A team led by 18-year-old Dumfries player Sophie Jackson won the Scottish national trophy on Saturday, but was told by sporting body Scottish Curling that due to prior qualification to the World University Games in Russia, Team Muirhead, led by Olympian Eve Muirhead - which came second in the Scottish national competition - would represent Scotland in the Women’s World Championships in Denmark.

However, Team Jackson, who were Scottish junior champions in 2016 and 2017, requested a review of “the situation”, demanding that they should be allowed to go to the world championships, which is two weeks after the WUGS.

Scottish Curling has now reversed its decision, saying that it had been a “complex issue to resolve”, adding that it had “found in favour” of a ruling within Scottish Curling regulations stating that the “winning team shall represent Scotland in the world curling championship”.

It said: “After a careful review by the board of Scottish Curling we are pleased to confirm that Team Jackson, winners of the Scottish Curling Championship, will represent Scotland at the World Women’s Curling Championship in Silkeborg, Denmark 16-24 March 2019.

“Team Jackson had previously committed to represent Great Britain at the World University Games (WUGS) as their priority goal for the season and this gave a challenge regarding preparation for playing at the World Championship.”

It added: “Team Jackson sought a review of the situation regarding their representation at the World Championships. This has been a complex issue to resolve and we did not want to rush the judgement.”

The earlier decision sparked anger in the curling community, with some paid-up members of Scottish Curling believed to have handed in their membership over the issue, while others called on Scottish Curling management to quit.

A three-time Olympian, Eve Muirhead represented Great Britain at the Winter Olympics in Vancouver 2010, Sochi 2014 and Pyeongchang 2018. In Sochi, she became the youngest ever skip, male or female, to win an Olympic medal after the team scooped bronze.

Her team was beaten 11-7 in Saturday’s final at the Dewars Centre in Perth by Jackson and her teammates, Naomi Brown, Milli Smith and Sophie Sinclair. After the match, Muirhead said she had not regained full fitness after an hip operation last year.
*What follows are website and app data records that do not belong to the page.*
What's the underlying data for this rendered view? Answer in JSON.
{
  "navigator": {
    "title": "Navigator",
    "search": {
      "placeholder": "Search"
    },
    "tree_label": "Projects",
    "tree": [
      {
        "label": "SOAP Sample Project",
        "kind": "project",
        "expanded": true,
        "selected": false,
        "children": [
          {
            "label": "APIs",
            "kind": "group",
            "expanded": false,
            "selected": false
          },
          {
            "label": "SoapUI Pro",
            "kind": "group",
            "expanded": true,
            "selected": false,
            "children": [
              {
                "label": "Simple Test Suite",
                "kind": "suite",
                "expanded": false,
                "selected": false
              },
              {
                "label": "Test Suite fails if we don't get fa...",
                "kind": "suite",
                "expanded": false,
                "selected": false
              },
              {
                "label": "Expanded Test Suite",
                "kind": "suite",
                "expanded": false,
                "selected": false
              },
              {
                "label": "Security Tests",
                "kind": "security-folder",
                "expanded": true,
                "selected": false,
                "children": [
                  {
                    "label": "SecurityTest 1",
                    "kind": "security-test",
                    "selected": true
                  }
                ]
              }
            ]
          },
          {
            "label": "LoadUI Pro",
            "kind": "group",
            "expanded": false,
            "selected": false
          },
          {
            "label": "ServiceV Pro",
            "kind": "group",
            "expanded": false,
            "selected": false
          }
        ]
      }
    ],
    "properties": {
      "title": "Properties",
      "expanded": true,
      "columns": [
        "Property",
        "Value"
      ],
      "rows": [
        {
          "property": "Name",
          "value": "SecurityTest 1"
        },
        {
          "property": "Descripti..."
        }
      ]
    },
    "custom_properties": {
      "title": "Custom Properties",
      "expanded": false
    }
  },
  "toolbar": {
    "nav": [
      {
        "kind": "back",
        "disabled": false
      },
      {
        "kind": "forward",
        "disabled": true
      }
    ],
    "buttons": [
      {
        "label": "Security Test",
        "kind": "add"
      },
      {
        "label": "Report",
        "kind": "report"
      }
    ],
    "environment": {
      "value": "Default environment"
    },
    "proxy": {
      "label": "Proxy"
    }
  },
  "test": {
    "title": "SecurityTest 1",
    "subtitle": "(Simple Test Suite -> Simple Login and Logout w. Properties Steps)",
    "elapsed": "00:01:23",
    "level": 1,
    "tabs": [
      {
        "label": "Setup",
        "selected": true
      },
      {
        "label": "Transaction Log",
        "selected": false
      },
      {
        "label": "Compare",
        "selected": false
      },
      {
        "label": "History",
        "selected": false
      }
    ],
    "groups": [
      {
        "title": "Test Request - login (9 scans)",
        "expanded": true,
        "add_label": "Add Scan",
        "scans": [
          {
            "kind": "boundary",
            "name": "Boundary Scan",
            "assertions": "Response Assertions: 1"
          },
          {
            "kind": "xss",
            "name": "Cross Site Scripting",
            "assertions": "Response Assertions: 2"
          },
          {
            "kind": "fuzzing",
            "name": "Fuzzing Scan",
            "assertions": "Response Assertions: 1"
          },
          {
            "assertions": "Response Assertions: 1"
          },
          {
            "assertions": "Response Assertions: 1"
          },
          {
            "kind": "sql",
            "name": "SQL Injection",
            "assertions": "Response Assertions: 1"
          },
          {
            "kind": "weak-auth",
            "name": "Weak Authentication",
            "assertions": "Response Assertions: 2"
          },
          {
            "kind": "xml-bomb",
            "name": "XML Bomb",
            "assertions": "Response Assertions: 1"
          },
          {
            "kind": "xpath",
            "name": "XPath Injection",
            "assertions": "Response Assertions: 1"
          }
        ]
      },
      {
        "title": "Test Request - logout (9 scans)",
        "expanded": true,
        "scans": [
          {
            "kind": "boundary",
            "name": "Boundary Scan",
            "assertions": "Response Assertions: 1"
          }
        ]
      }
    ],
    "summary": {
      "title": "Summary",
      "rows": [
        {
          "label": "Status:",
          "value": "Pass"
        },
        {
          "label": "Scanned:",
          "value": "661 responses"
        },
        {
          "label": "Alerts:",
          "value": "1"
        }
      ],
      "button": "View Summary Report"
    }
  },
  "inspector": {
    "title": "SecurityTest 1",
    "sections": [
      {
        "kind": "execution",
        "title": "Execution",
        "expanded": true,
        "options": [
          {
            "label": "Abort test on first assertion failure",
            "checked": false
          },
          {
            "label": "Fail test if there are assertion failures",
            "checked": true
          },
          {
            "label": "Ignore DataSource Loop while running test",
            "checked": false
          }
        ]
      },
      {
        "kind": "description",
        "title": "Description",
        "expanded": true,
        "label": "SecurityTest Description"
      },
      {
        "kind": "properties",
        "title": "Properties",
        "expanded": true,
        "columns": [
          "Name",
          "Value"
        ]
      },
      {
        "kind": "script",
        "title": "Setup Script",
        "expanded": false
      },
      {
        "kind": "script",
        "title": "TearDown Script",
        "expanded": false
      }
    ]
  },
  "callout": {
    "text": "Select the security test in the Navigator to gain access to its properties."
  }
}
Margaret Pottie, who was president of the ladies branch at sporting body Scottish Curling from 2017 to 2018, said: “As a past president of Ladies Branch, I am shocked at this decision. It states clearly in the back of the programme brochure that men and women’s winners of the Scottish Championships will represent Scotland in the World Championships. That’s the competition we went to see and that’s what is expected. How can this decision be justified.

“I am sorry that Eve has been put in this position, but Sophie won and deserves to represent Scotland in Denmark. I am ashamed of being a member of Scottish Curling if this is the decision being made.”

Godfrey Bedford, who curls at Jackson’s home rink of Dumfries, wrote on Scottish Curling’s Facebook page: “If this decision goes ahead, I will propose that our club resigns from curling scotland and would expect many others to disaffiliate. Sophie beat Eve 3 times fair and square. This is ridiculous.”

Ms Muirhead, who has also played the bagpipes at four World Championships and is an ambassador for Piping Live, received an Honorary degree from the University of Stirling last year and has also been honoured with a portrait at Edinburgh’s National Portrait Gallery.

In a statement issued on Scottish Curling’s website, the organisation said that Team Jackson had met with the performance director and head coach of the British Curling performance programme along with the chief executive of Scottish Curling, to discuss “the next steps for them”.

A line in a press release issued on British Curling’s website after Saturday’s competition stating that Team Jackson’s “next competitive outing” would be at WUGS, while Team Muirhead would represent Scotland at the World Championships was removed earlier this afternoon.

In the men’s final at the Scottish championships, Bruce Mouat’s team beat the team skipped by Muirhead’s brother, Glen. They will represent Scotland at the World Men’s Championships in Canada in March.